*Data for this exercise*.
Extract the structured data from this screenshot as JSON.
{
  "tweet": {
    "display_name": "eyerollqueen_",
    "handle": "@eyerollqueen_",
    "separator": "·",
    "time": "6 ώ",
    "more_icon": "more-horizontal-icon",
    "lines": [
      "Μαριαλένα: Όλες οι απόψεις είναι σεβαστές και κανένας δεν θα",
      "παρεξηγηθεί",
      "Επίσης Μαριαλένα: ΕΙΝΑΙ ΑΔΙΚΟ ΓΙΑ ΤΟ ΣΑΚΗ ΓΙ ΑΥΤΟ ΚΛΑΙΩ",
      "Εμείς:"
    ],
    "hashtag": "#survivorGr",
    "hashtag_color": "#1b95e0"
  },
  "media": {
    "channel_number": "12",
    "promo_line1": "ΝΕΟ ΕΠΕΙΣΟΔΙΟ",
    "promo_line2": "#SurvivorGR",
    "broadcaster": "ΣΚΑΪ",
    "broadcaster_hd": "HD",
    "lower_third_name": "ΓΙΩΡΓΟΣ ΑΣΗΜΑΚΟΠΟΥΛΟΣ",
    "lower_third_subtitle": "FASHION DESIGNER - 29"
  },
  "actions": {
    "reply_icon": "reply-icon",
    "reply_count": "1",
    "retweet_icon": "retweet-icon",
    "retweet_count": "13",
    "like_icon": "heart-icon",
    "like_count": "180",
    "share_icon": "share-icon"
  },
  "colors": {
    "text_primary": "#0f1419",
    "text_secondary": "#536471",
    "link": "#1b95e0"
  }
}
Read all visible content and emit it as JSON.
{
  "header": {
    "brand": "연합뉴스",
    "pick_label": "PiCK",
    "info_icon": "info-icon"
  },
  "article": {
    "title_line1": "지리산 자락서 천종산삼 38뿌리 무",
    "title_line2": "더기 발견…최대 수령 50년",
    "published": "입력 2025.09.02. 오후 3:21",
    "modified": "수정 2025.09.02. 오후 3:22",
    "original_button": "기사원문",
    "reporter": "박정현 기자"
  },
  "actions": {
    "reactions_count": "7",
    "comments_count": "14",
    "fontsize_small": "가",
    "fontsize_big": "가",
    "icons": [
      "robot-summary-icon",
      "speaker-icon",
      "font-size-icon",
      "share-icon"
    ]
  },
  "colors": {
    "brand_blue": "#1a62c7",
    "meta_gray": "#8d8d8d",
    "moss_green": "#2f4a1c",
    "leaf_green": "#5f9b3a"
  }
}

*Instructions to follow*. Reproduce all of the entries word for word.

*Solution for this problem*.
Extract the structured data from this screenshot as JSON.
{
  "tweet": {
    "display_name": "eyerollqueen_",
    "handle": "@eyerollqueen_",
    "separator": "·",
    "time": "6 ώ",
    "more_icon": "more-horizontal-icon",
    "lines": [
      "Μαριαλένα: Όλες οι απόψεις είναι σεβαστές και κανένας δεν θα",
      "παρεξηγηθεί",
      "Επίσης Μαριαλένα: ΕΙΝΑΙ ΑΔΙΚΟ ΓΙΑ ΤΟ ΣΑΚΗ ΓΙ ΑΥΤΟ ΚΛΑΙΩ",
      "Εμείς:"
    ],
    "hashtag": "#survivorGr",
    "hashtag_color": "#1b95e0"
  },
  "media": {
    "channel_number": "12",
    "promo_line1": "ΝΕΟ ΕΠΕΙΣΟΔΙΟ",
    "promo_line2": "#SurvivorGR",
    "broadcaster": "ΣΚΑΪ",
    "broadcaster_hd": "HD",
    "lower_third_name": "ΓΙΩΡΓΟΣ ΑΣΗΜΑΚΟΠΟΥΛΟΣ",
    "lower_third_subtitle": "FASHION DESIGNER - 29"
  },
  "actions": {
    "reply_icon": "reply-icon",
    "reply_count": "1",
    "retweet_icon": "retweet-icon",
    "retweet_count": "13",
    "like_icon": "heart-icon",
    "like_count": "180",
    "share_icon": "share-icon"
  },
  "colors": {
    "text_primary": "#0f1419",
    "text_secondary": "#536471",
    "link": "#1b95e0"
  }
}
Read all visible content and emit it as JSON.
{
  "header": {
    "brand": "연합뉴스",
    "pick_label": "PiCK",
    "info_icon": "info-icon"
  },
  "article": {
    "title_line1": "지리산 자락서 천종산삼 38뿌리 무",
    "title_line2": "더기 발견…최대 수령 50년",
    "published": "입력 2025.09.02. 오후 3:21",
    "modified": "수정 2025.09.02. 오후 3:22",
    "original_button": "기사원문",
    "reporter": "박정현 기자"
  },
  "actions": {
    "reactions_count": "7",
    "comments_count": "14",
    "fontsize_small": "가",
    "fontsize_big": "가",
    "icons": [
      "robot-summary-icon",
      "speaker-icon",
      "font-size-icon",
      "share-icon"
    ]
  },
  "colors": {
    "brand_blue": "#1a62c7",
    "meta_gray": "#8d8d8d",
    "moss_green": "#2f4a1c",
    "leaf_green": "#5f9b3a"
  }
}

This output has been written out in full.